Dataset rows describing interfaces
════════════════

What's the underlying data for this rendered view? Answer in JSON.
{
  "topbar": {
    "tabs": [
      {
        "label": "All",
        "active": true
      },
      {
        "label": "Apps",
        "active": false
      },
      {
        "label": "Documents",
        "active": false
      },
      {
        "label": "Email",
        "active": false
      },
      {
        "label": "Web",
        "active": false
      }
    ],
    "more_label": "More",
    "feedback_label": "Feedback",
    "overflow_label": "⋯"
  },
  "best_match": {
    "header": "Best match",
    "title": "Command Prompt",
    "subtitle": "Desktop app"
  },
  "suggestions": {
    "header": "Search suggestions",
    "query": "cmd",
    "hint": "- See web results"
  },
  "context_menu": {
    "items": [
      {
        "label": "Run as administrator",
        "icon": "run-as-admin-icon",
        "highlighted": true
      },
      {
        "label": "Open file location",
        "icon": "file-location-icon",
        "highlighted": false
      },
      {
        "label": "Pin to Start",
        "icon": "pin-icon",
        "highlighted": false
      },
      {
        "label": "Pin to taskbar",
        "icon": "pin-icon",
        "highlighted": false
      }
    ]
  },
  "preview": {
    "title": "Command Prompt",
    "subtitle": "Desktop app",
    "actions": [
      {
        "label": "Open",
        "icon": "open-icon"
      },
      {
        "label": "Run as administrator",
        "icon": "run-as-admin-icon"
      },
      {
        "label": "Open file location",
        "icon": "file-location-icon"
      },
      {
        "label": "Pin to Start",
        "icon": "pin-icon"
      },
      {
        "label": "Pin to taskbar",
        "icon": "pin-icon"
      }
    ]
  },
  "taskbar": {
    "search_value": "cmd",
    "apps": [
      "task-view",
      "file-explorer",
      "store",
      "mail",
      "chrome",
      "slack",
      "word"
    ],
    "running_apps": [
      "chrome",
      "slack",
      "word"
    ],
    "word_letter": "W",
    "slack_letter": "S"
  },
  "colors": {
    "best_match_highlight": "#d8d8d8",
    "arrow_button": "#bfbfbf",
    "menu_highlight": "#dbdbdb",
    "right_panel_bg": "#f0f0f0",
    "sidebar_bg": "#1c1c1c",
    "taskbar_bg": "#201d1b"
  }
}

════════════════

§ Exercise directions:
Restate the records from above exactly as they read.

§ Your response:
What's the underlying data for this rendered view? Answer in JSON.
{
  "topbar": {
    "tabs": [
      {
        "label": "All",
        "active": true
      },
      {
        "label": "Apps",
        "active": false
      },
      {
        "label": "Documents",
        "active": false
      },
      {
        "label": "Email",
        "active": false
      },
      {
        "label": "Web",
        "active": false
      }
    ],
    "more_label": "More",
    "feedback_label": "Feedback",
    "overflow_label": "⋯"
  },
  "best_match": {
    "header": "Best match",
    "title": "Command Prompt",
    "subtitle": "Desktop app"
  },
  "suggestions": {
    "header": "Search suggestions",
    "query": "cmd",
    "hint": "- See web results"
  },
  "context_menu": {
    "items": [
      {
        "label": "Run as administrator",
        "icon": "run-as-admin-icon",
        "highlighted": true
      },
      {
        "label": "Open file location",
        "icon": "file-location-icon",
        "highlighted": false
      },
      {
        "label": "Pin to Start",
        "icon": "pin-icon",
        "highlighted": false
      },
      {
        "label": "Pin to taskbar",
        "icon": "pin-icon",
        "highlighted": false
      }
    ]
  },
  "preview": {
    "title": "Command Prompt",
    "subtitle": "Desktop app",
    "actions": [
      {
        "label": "Open",
        "icon": "open-icon"
      },
      {
        "label": "Run as administrator",
        "icon": "run-as-admin-icon"
      },
      {
        "label": "Open file location",
        "icon": "file-location-icon"
      },
      {
        "label": "Pin to Start",
        "icon": "pin-icon"
      },
      {
        "label": "Pin to taskbar",
        "icon": "pin-icon"
      }
    ]
  },
  "taskbar": {
    "search_value": "cmd",
    "apps": [
      "task-view",
      "file-explorer",
      "store",
      "mail",
      "chrome",
      "slack",
      "word"
    ],
    "running_apps": [
      "chrome",
      "slack",
      "word"
    ],
    "word_letter": "W",
    "slack_letter": "S"
  },
  "colors": {
    "best_match_highlight": "#d8d8d8",
    "arrow_button": "#bfbfbf",
    "menu_highlight": "#dbdbdb",
    "right_panel_bg": "#f0f0f0",
    "sidebar_bg": "#1c1c1c",
    "taskbar_bg": "#201d1b"
  }
}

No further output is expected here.